What the task asks
Pick each line containing "screenshot" out of the records.

Records
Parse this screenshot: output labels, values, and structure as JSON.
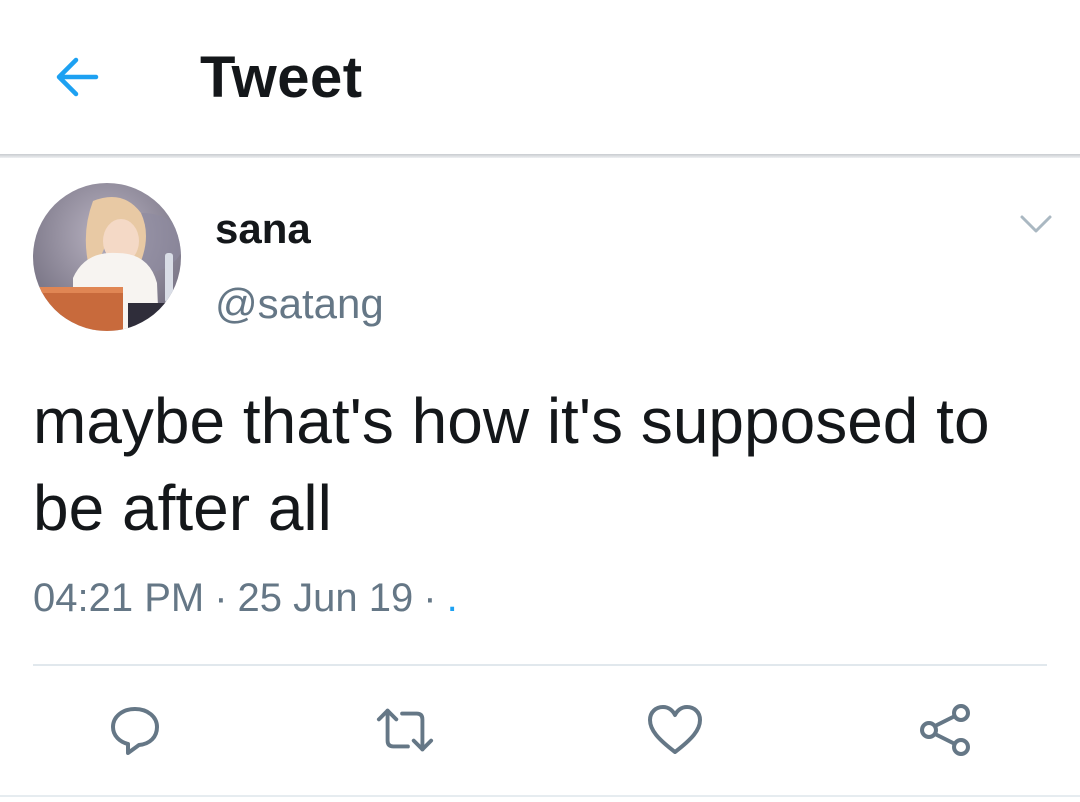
{
  "header": {
    "title": "Tweet",
    "back_icon": "arrow-left-icon"
  },
  "tweet": {
    "author": {
      "display_name": "sana",
      "handle": "@satang"
    },
    "text": "maybe that's how it's supposed to be after all",
    "time": "04:21 PM",
    "date": "25 Jun 19",
    "separator": "·",
    "source": "."
  },
  "actions": [
    {
      "icon": "reply-icon"
    },
    {
      "icon": "retweet-icon"
    },
    {
      "icon": "like-icon"
    },
    {
      "icon": "share-icon"
    }
  ],
  "colors": {
    "accent": "#1da1f2",
    "text": "#14171a",
    "secondary": "#657786",
    "divider": "#e1e8ed"
  }
}
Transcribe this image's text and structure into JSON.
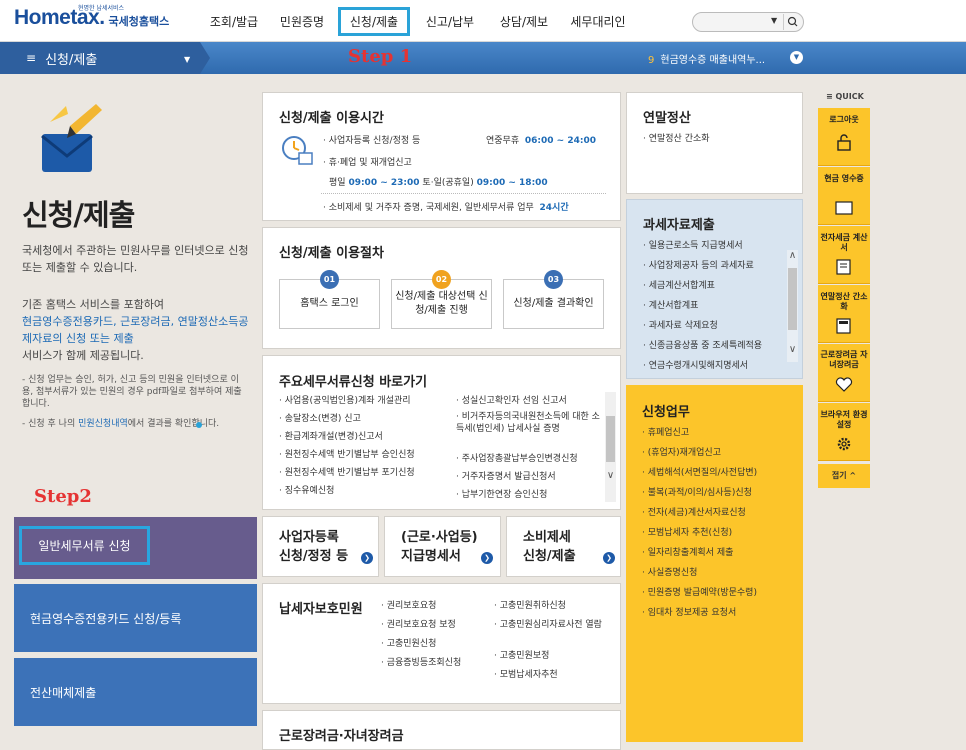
{
  "header": {
    "logo_main": "Hometax.",
    "logo_sub": "국세청홈택스",
    "logo_tiny": "현명한 납세서비스",
    "menu": [
      "조회/발급",
      "민원증명",
      "신청/제출",
      "신고/납부",
      "상담/제보",
      "세무대리인"
    ],
    "search_placeholder": ""
  },
  "navbar": {
    "section": "신청/제출",
    "step1": "Step 1",
    "notice_num": "9",
    "notice_text": "현금영수증 매출내역누..."
  },
  "left": {
    "title": "신청/제출",
    "desc1": "국세청에서 주관하는 민원사무를 인터넷으로 신청 또는 제출할 수 있습니다.",
    "desc2_a": "기존 홈택스 서비스를 포함하여",
    "desc2_hl": "현금영수증전용카드, 근로장려금, 연말정산소득공제자료의 신청 또는 제출",
    "desc2_b": "서비스가 함께 제공됩니다.",
    "bullet1": "- 신청 업무는 승인, 허가, 신고 등의 민원을 인터넷으로 이용, 첨부서류가 있는 민원의 경우 pdf파일로 첨부하여 제출합니다.",
    "bullet2_a": "- 신청 후 나의 ",
    "bullet2_hl": "민원신청내역",
    "bullet2_b": "에서 결과를 확인합니다.",
    "step2": "Step2",
    "box1": "일반세무서류 신청",
    "box2": "현금영수증전용카드 신청/등록",
    "box3": "전산매체제출"
  },
  "hours": {
    "title": "신청/제출 이용시간",
    "r1_label": "· 사업자등록 신청/정정 등",
    "r1_days": "연중무휴",
    "r1_time": "06:00 ~ 24:00",
    "r2_label": "· 휴·폐업 및 재개업신고",
    "r3_a": "평일",
    "r3_t1": "09:00 ~ 23:00",
    "r3_b": "토·일(공휴일)",
    "r3_t2": "09:00 ~ 18:00",
    "r4_label": "· 소비제세 및 거주자 증명, 국제세원, 일반세무서류 업무",
    "r4_time": "24시간"
  },
  "process": {
    "title": "신청/제출 이용절차",
    "steps": [
      {
        "num": "01",
        "label": "홈택스 로그인"
      },
      {
        "num": "02",
        "label": "신청/제출 대상선택 신청/제출 진행"
      },
      {
        "num": "03",
        "label": "신청/제출 결과확인"
      }
    ]
  },
  "shortcuts": {
    "title": "주요세무서류신청 바로가기",
    "col1": [
      "· 사업용(공익법인용)계좌 개설관리",
      "· 송달장소(변경) 신고",
      "· 환급계좌개설(변경)신고서",
      "· 원천징수세액 반기별납부 승인신청",
      "· 원천징수세액 반기별납부 포기신청",
      "· 징수유예신청"
    ],
    "col2": [
      "· 성실신고확인자 선임 신고서",
      "· 비거주자등의국내원천소득에 대한 소득세(법인세) 납세사실 증명",
      "· 주사업장총괄납부승인변경신청",
      "· 거주자증명서 발급신청서",
      "· 납부기한연장 승인신청"
    ]
  },
  "minis": [
    {
      "line1": "사업자등록",
      "line2": "신청/정정 등"
    },
    {
      "line1": "(근로·사업등)",
      "line2": "지급명세서"
    },
    {
      "line1": "소비제세",
      "line2": "신청/제출"
    }
  ],
  "protect": {
    "title": "납세자보호민원",
    "col1": [
      "· 권리보호요청",
      "· 권리보호요청 보정",
      "· 고충민원신청",
      "· 금융증빙등조회신청"
    ],
    "col2": [
      "· 고충민원취하신청",
      "· 고충민원심리자료사전 열람",
      "· 고충민원보정",
      "· 모범납세자추천"
    ]
  },
  "bottom_card_title": "근로장려금·자녀장려금",
  "yearend": {
    "title": "연말정산",
    "item": "· 연말정산 간소화"
  },
  "taxdata": {
    "title": "과세자료제출",
    "items": [
      "· 일용근로소득 지급명세서",
      "· 사업장제공자 등의 과세자료",
      "· 세금계산서합계표",
      "· 계산서합계표",
      "· 과세자료 삭제요청",
      "· 신종금융상품 중 조세특례적용",
      "· 연금수령개시및해지명세서"
    ]
  },
  "apply": {
    "title": "신청업무",
    "items": [
      "· 휴폐업신고",
      "· (휴업자)재개업신고",
      "· 세법해석(서면질의/사전답변)",
      "· 불복(과적/이의/심사등)신청",
      "· 전자(세금)계산서자료신청",
      "· 모범납세자 추천(신청)",
      "· 일자리창출계획서 제출",
      "· 사실증명신청",
      "· 민원증명 발급예약(방문수령)",
      "· 임대차 정보제공 요청서"
    ]
  },
  "quick": {
    "title": "≡ QUICK",
    "items": [
      {
        "label": "로그아웃",
        "icon": "lock-icon"
      },
      {
        "label": "현금 영수증",
        "icon": "receipt-icon"
      },
      {
        "label": "전자세금 계산서",
        "icon": "invoice-icon"
      },
      {
        "label": "연말정산 간소화",
        "icon": "calc-icon"
      },
      {
        "label": "근로장려금 자녀장려금",
        "icon": "heart-icon"
      },
      {
        "label": "브라우저 환경설정",
        "icon": "gear-icon"
      }
    ],
    "close": "접기 ^"
  },
  "colors": {
    "yellow": "#fcc52a",
    "navy": "#2e5f9e",
    "purple": "#675c8d",
    "blue": "#3c72b8",
    "step_red": "#e53333",
    "highlight": "#2aa3d8"
  }
}
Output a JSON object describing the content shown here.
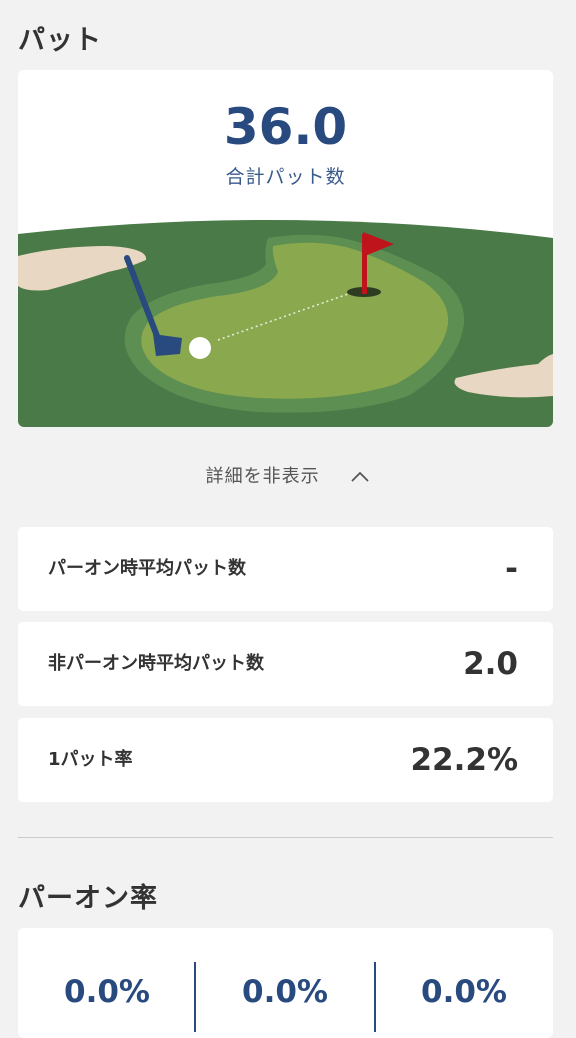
{
  "putt_section": {
    "title": "パット",
    "total_value": "36.0",
    "total_label": "合計パット数"
  },
  "toggle": {
    "label": "詳細を非表示"
  },
  "stats": [
    {
      "label": "パーオン時平均パット数",
      "value": "-"
    },
    {
      "label": "非パーオン時平均パット数",
      "value": "2.0"
    },
    {
      "label": "1パット率",
      "value": "22.2%"
    }
  ],
  "paron_section": {
    "title": "パーオン率",
    "values": [
      "0.0%",
      "0.0%",
      "0.0%"
    ]
  },
  "colors": {
    "accent_navy": "#284a7e",
    "fairway": "#4a7a48",
    "green": "#8aa84e",
    "sand": "#e9d8c4",
    "flag": "#c0141c"
  },
  "icons": {
    "toggle": "chevron-up-icon"
  }
}
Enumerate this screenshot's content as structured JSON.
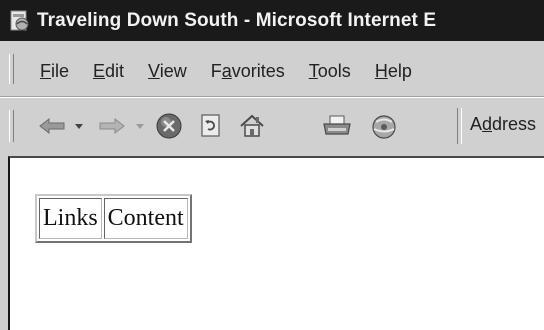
{
  "window": {
    "title": "Traveling Down South - Microsoft Internet E"
  },
  "menu": {
    "items": [
      {
        "pre": "",
        "key": "F",
        "post": "ile"
      },
      {
        "pre": "",
        "key": "E",
        "post": "dit"
      },
      {
        "pre": "",
        "key": "V",
        "post": "iew"
      },
      {
        "pre": "F",
        "key": "a",
        "post": "vorites"
      },
      {
        "pre": "",
        "key": "T",
        "post": "ools"
      },
      {
        "pre": "",
        "key": "H",
        "post": "elp"
      }
    ]
  },
  "toolbar": {
    "buttons": [
      "back-icon",
      "back-dropdown-icon",
      "forward-icon",
      "forward-dropdown-icon",
      "stop-icon",
      "refresh-icon",
      "home-icon",
      "print-icon",
      "media-icon"
    ],
    "address": {
      "pre": "A",
      "key": "d",
      "post": "dress"
    }
  },
  "page": {
    "cells": [
      "Links",
      "Content"
    ]
  }
}
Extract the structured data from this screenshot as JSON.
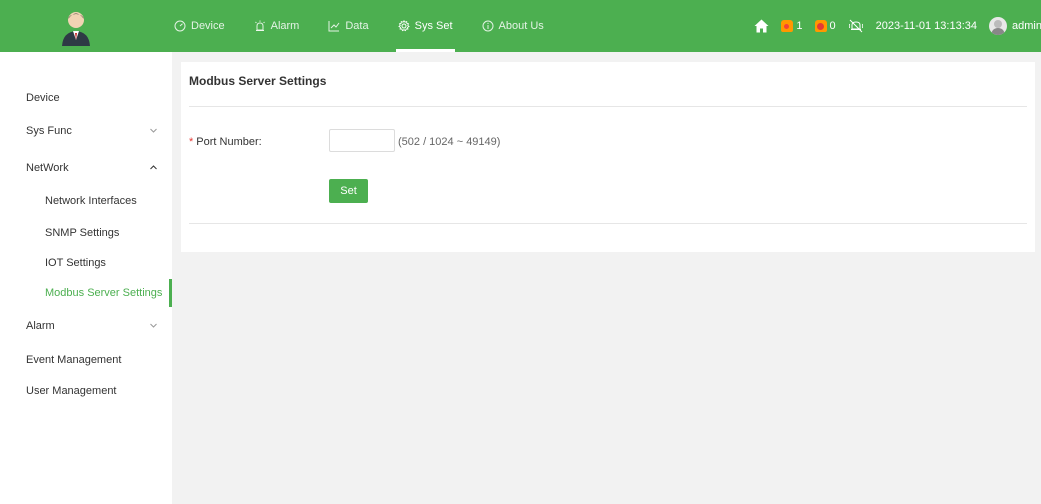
{
  "header": {
    "nav": [
      {
        "label": "Device",
        "icon": "dashboard-icon"
      },
      {
        "label": "Alarm",
        "icon": "alarm-icon"
      },
      {
        "label": "Data",
        "icon": "chart-icon"
      },
      {
        "label": "Sys Set",
        "icon": "gear-icon",
        "active": true
      },
      {
        "label": "About Us",
        "icon": "info-icon"
      }
    ],
    "alarm_count_1": "1",
    "alarm_count_2": "0",
    "datetime": "2023-11-01 13:13:34",
    "username": "admin"
  },
  "sidebar": {
    "items": [
      {
        "label": "Device"
      },
      {
        "label": "Sys Func"
      },
      {
        "label": "NetWork"
      },
      {
        "label": "Network Interfaces"
      },
      {
        "label": "SNMP Settings"
      },
      {
        "label": "IOT Settings"
      },
      {
        "label": "Modbus Server Settings"
      },
      {
        "label": "Alarm"
      },
      {
        "label": "Event Management"
      },
      {
        "label": "User Management"
      }
    ]
  },
  "main": {
    "title": "Modbus Server Settings",
    "port_label": "Port Number",
    "port_colon": ":",
    "required_mark": "*",
    "port_value": "",
    "port_hint": "(502 / 1024 ~ 49149)",
    "set_label": "Set"
  },
  "colors": {
    "accent": "#4caf50",
    "alarm_orange": "#ff9800",
    "alarm_red": "#f44336"
  }
}
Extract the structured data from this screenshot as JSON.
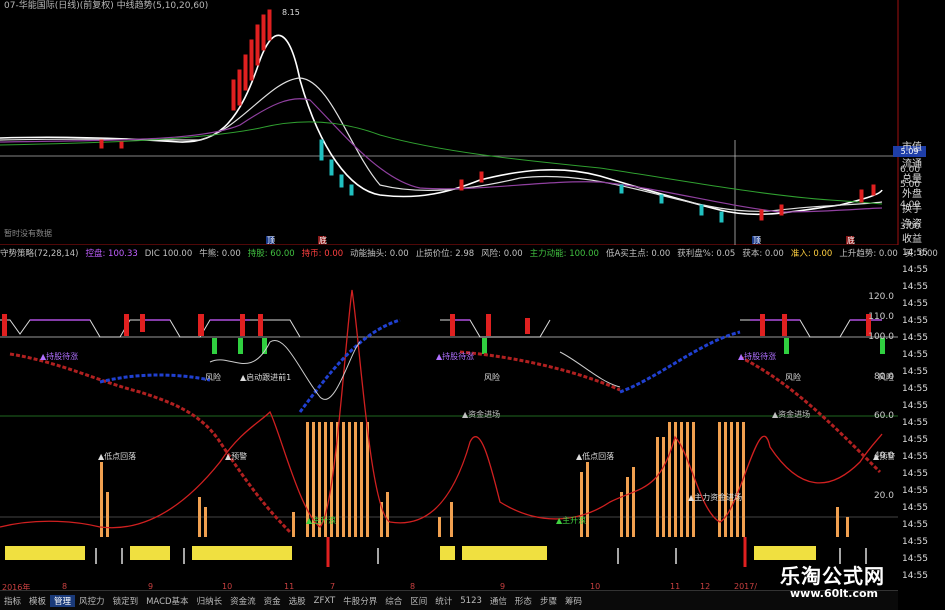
{
  "top_bar": {
    "title": "07-华能国际(日线)(前复权) 中线趋势(5,10,20,60)"
  },
  "price_pane": {
    "status_text": "暂时没有数据",
    "axis_ticks": [
      "6.00",
      "5.00",
      "4.00",
      "3.00"
    ],
    "current_price": "5.09",
    "high_label": "8.15",
    "marker_labels": [
      "顶",
      "底",
      "顶",
      "底"
    ],
    "sidebar_labels": [
      "市值",
      "流通",
      "总量",
      "外盘",
      "换手",
      "净资",
      "收益"
    ]
  },
  "param_line": {
    "items": [
      {
        "text": "守势策略(72,28,14)",
        "color": "#c0c0c0"
      },
      {
        "text": "控盘: 100.33",
        "color": "#c060ff"
      },
      {
        "text": "DIC 100.00",
        "color": "#c0c0c0"
      },
      {
        "text": "牛熊: 0.00",
        "color": "#c0c0c0"
      },
      {
        "text": "持股: 60.00",
        "color": "#40c040"
      },
      {
        "text": "持币: 0.00",
        "color": "#ff4040"
      },
      {
        "text": "动能抽头: 0.00",
        "color": "#c0c0c0"
      },
      {
        "text": "止损价位: 2.98",
        "color": "#c0c0c0"
      },
      {
        "text": "风险: 0.00",
        "color": "#c0c0c0"
      },
      {
        "text": "主力动能: 100.00",
        "color": "#40c040"
      },
      {
        "text": "低A买主点: 0.00",
        "color": "#c0c0c0"
      },
      {
        "text": "获利盘%: 0.05",
        "color": "#c0c0c0"
      },
      {
        "text": "获本: 0.00",
        "color": "#c0c0c0"
      },
      {
        "text": "准入: 0.00",
        "color": "#ffd040"
      },
      {
        "text": "上升趋势: 0.00",
        "color": "#c0c0c0"
      },
      {
        "text": "买: 0.00",
        "color": "#c0c0c0"
      }
    ]
  },
  "indicator_pane": {
    "axis_ticks": [
      "120.0",
      "110.0",
      "100.0",
      "80.0",
      "60.0",
      "40.0",
      "20.0"
    ],
    "time_labels": [
      "14:55",
      "14:55",
      "14:55",
      "14:55",
      "14:55",
      "14:55",
      "14:55",
      "14:55",
      "14:55",
      "14:55",
      "14:55",
      "14:55",
      "14:55",
      "14:55",
      "14:55",
      "14:55",
      "14:55",
      "14:55",
      "14:55",
      "14:55"
    ],
    "annotations": {
      "hold_1": "▲持股待涨",
      "hold_2": "▲持股待涨",
      "hold_3": "▲持股待涨",
      "risk_1": "风险",
      "risk_2": "风险",
      "risk_3": "风险",
      "risk_4": "风险",
      "risk_5": "风险",
      "mid_text": "▲启动跟进前1",
      "fund_1": "▲资金进场",
      "fund_2": "▲资金进场",
      "low_1": "▲低点回落",
      "low_2": "▲低点回落",
      "warn_1": "▲预警",
      "warn_2": "▲预警",
      "fund_enter": "▲主力资金进场",
      "green_1": "▲主升浪",
      "green_2": "▲主升浪"
    }
  },
  "date_axis": {
    "labels": [
      "2016年",
      "8",
      "9",
      "10",
      "11",
      "7",
      "8",
      "9",
      "10",
      "11",
      "12",
      "2017/"
    ]
  },
  "tab_bar": {
    "tabs": [
      "指标",
      "模板",
      "管理",
      "风控力",
      "锁定到",
      "MACD基本",
      "归纳长",
      "资金流",
      "资金",
      "选股",
      "ZFXT",
      "牛股分界",
      "综合",
      "区间",
      "统计",
      "5123",
      "通信",
      "形态",
      "步骤",
      "筹码"
    ],
    "active_index": 2
  },
  "watermark": {
    "site_name": "乐淘公式网",
    "url": "www.60lt.com"
  }
}
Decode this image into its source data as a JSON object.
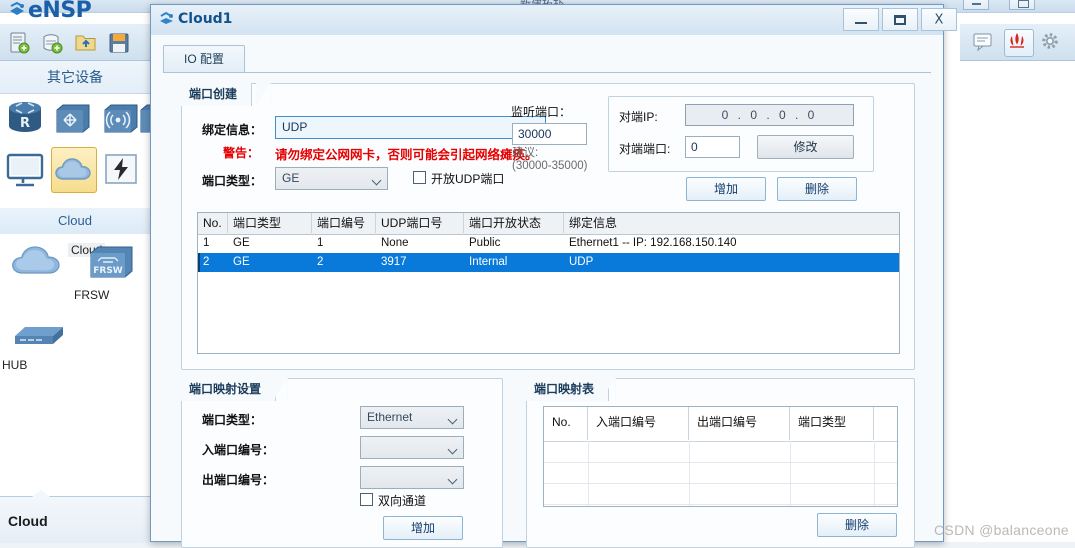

Answer box
Parse this screenshot: output labels, values, and structure as JSON.
Enumerate this screenshot's content as structured JSON.
Extract the structured data from this screenshot as JSON.
Extract the structured data from this screenshot as JSON.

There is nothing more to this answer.